TRY IT -> Would you write out all of the data exactly as it appears below?

RECORDS FOR THE TASK ->
:::
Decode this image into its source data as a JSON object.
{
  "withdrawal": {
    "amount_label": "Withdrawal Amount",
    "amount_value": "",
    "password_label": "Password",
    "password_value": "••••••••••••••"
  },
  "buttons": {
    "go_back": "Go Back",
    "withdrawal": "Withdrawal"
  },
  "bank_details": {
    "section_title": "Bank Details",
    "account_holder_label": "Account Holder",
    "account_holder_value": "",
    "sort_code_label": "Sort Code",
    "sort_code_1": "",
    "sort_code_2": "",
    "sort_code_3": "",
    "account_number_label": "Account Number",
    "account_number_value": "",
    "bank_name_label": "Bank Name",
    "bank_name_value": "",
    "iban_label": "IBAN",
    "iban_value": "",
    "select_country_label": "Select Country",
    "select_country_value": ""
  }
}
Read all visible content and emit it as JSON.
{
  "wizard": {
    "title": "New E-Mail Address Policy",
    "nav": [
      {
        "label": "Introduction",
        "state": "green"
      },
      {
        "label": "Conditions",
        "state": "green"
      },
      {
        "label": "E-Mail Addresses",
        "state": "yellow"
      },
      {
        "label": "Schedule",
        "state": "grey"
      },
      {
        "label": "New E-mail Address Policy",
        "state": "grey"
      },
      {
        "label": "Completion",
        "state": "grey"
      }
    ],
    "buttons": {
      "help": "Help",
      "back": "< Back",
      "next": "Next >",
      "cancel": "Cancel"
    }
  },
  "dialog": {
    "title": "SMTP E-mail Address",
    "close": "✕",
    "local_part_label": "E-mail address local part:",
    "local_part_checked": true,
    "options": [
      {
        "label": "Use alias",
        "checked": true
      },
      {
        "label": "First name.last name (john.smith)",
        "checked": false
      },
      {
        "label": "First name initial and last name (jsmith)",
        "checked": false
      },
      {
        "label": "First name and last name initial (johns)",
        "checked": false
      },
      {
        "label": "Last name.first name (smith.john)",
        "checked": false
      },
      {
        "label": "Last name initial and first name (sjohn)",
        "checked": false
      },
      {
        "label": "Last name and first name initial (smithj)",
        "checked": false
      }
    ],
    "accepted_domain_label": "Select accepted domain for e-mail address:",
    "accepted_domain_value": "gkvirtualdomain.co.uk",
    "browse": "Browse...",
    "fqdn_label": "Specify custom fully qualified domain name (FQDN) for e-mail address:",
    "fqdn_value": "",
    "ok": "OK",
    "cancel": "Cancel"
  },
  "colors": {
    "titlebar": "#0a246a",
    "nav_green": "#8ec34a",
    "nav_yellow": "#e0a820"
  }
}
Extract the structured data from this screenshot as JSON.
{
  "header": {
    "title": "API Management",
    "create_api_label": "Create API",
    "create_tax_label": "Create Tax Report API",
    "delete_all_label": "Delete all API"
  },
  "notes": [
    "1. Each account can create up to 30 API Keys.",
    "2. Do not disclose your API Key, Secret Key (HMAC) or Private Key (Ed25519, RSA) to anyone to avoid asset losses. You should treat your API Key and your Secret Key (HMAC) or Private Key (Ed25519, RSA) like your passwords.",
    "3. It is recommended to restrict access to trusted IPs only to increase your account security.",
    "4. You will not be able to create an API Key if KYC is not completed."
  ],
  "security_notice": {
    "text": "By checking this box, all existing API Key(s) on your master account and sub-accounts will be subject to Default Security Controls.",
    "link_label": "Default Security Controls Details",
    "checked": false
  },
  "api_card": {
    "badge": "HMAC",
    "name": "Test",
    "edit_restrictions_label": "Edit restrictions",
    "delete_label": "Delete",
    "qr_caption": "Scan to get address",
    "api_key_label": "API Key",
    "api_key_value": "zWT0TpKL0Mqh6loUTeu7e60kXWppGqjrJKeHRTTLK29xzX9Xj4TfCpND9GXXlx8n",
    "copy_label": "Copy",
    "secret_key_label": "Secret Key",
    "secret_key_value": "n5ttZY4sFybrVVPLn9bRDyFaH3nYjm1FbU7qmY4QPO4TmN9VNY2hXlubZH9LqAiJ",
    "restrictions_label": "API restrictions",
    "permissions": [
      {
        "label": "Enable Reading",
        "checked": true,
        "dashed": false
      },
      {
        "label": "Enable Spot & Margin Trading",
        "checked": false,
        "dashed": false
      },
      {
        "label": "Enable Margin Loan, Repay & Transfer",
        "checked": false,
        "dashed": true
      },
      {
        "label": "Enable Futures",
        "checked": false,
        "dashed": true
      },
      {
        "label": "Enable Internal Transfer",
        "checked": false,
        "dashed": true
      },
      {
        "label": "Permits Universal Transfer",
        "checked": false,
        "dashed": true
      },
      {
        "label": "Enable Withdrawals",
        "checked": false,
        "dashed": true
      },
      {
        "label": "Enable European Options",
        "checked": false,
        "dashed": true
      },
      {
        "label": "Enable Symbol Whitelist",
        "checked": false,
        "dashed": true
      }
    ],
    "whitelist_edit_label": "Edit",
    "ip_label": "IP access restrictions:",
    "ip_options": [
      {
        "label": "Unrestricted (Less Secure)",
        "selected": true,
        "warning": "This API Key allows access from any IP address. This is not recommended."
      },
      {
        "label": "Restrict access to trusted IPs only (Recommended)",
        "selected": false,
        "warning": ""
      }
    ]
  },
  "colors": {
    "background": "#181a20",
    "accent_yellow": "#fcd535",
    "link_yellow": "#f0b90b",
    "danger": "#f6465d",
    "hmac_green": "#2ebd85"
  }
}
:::
EXPECTED ANSWER ->
Decode this image into its source data as a JSON object.
{
  "withdrawal": {
    "amount_label": "Withdrawal Amount",
    "amount_value": "",
    "password_label": "Password",
    "password_value": "••••••••••••••"
  },
  "buttons": {
    "go_back": "Go Back",
    "withdrawal": "Withdrawal"
  },
  "bank_details": {
    "section_title": "Bank Details",
    "account_holder_label": "Account Holder",
    "account_holder_value": "",
    "sort_code_label": "Sort Code",
    "sort_code_1": "",
    "sort_code_2": "",
    "sort_code_3": "",
    "account_number_label": "Account Number",
    "account_number_value": "",
    "bank_name_label": "Bank Name",
    "bank_name_value": "",
    "iban_label": "IBAN",
    "iban_value": "",
    "select_country_label": "Select Country",
    "select_country_value": ""
  }
}
Read all visible content and emit it as JSON.
{
  "wizard": {
    "title": "New E-Mail Address Policy",
    "nav": [
      {
        "label": "Introduction",
        "state": "green"
      },
      {
        "label": "Conditions",
        "state": "green"
      },
      {
        "label": "E-Mail Addresses",
        "state": "yellow"
      },
      {
        "label": "Schedule",
        "state": "grey"
      },
      {
        "label": "New E-mail Address Policy",
        "state": "grey"
      },
      {
        "label": "Completion",
        "state": "grey"
      }
    ],
    "buttons": {
      "help": "Help",
      "back": "< Back",
      "next": "Next >",
      "cancel": "Cancel"
    }
  },
  "dialog": {
    "title": "SMTP E-mail Address",
    "close": "✕",
    "local_part_label": "E-mail address local part:",
    "local_part_checked": true,
    "options": [
      {
        "label": "Use alias",
        "checked": true
      },
      {
        "label": "First name.last name (john.smith)",
        "checked": false
      },
      {
        "label": "First name initial and last name (jsmith)",
        "checked": false
      },
      {
        "label": "First name and last name initial (johns)",
        "checked": false
      },
      {
        "label": "Last name.first name (smith.john)",
        "checked": false
      },
      {
        "label": "Last name initial and first name (sjohn)",
        "checked": false
      },
      {
        "label": "Last name and first name initial (smithj)",
        "checked": false
      }
    ],
    "accepted_domain_label": "Select accepted domain for e-mail address:",
    "accepted_domain_value": "gkvirtualdomain.co.uk",
    "browse": "Browse...",
    "fqdn_label": "Specify custom fully qualified domain name (FQDN) for e-mail address:",
    "fqdn_value": "",
    "ok": "OK",
    "cancel": "Cancel"
  },
  "colors": {
    "titlebar": "#0a246a",
    "nav_green": "#8ec34a",
    "nav_yellow": "#e0a820"
  }
}
Extract the structured data from this screenshot as JSON.
{
  "header": {
    "title": "API Management",
    "create_api_label": "Create API",
    "create_tax_label": "Create Tax Report API",
    "delete_all_label": "Delete all API"
  },
  "notes": [
    "1. Each account can create up to 30 API Keys.",
    "2. Do not disclose your API Key, Secret Key (HMAC) or Private Key (Ed25519, RSA) to anyone to avoid asset losses. You should treat your API Key and your Secret Key (HMAC) or Private Key (Ed25519, RSA) like your passwords.",
    "3. It is recommended to restrict access to trusted IPs only to increase your account security.",
    "4. You will not be able to create an API Key if KYC is not completed."
  ],
  "security_notice": {
    "text": "By checking this box, all existing API Key(s) on your master account and sub-accounts will be subject to Default Security Controls.",
    "link_label": "Default Security Controls Details",
    "checked": false
  },
  "api_card": {
    "badge": "HMAC",
    "name": "Test",
    "edit_restrictions_label": "Edit restrictions",
    "delete_label": "Delete",
    "qr_caption": "Scan to get address",
    "api_key_label": "API Key",
    "api_key_value": "zWT0TpKL0Mqh6loUTeu7e60kXWppGqjrJKeHRTTLK29xzX9Xj4TfCpND9GXXlx8n",
    "copy_label": "Copy",
    "secret_key_label": "Secret Key",
    "secret_key_value": "n5ttZY4sFybrVVPLn9bRDyFaH3nYjm1FbU7qmY4QPO4TmN9VNY2hXlubZH9LqAiJ",
    "restrictions_label": "API restrictions",
    "permissions": [
      {
        "label": "Enable Reading",
        "checked": true,
        "dashed": false
      },
      {
        "label": "Enable Spot & Margin Trading",
        "checked": false,
        "dashed": false
      },
      {
        "label": "Enable Margin Loan, Repay & Transfer",
        "checked": false,
        "dashed": true
      },
      {
        "label": "Enable Futures",
        "checked": false,
        "dashed": true
      },
      {
        "label": "Enable Internal Transfer",
        "checked": false,
        "dashed": true
      },
      {
        "label": "Permits Universal Transfer",
        "checked": false,
        "dashed": true
      },
      {
        "label": "Enable Withdrawals",
        "checked": false,
        "dashed": true
      },
      {
        "label": "Enable European Options",
        "checked": false,
        "dashed": true
      },
      {
        "label": "Enable Symbol Whitelist",
        "checked": false,
        "dashed": true
      }
    ],
    "whitelist_edit_label": "Edit",
    "ip_label": "IP access restrictions:",
    "ip_options": [
      {
        "label": "Unrestricted (Less Secure)",
        "selected": true,
        "warning": "This API Key allows access from any IP address. This is not recommended."
      },
      {
        "label": "Restrict access to trusted IPs only (Recommended)",
        "selected": false,
        "warning": ""
      }
    ]
  },
  "colors": {
    "background": "#181a20",
    "accent_yellow": "#fcd535",
    "link_yellow": "#f0b90b",
    "danger": "#f6465d",
    "hmac_green": "#2ebd85"
  }
}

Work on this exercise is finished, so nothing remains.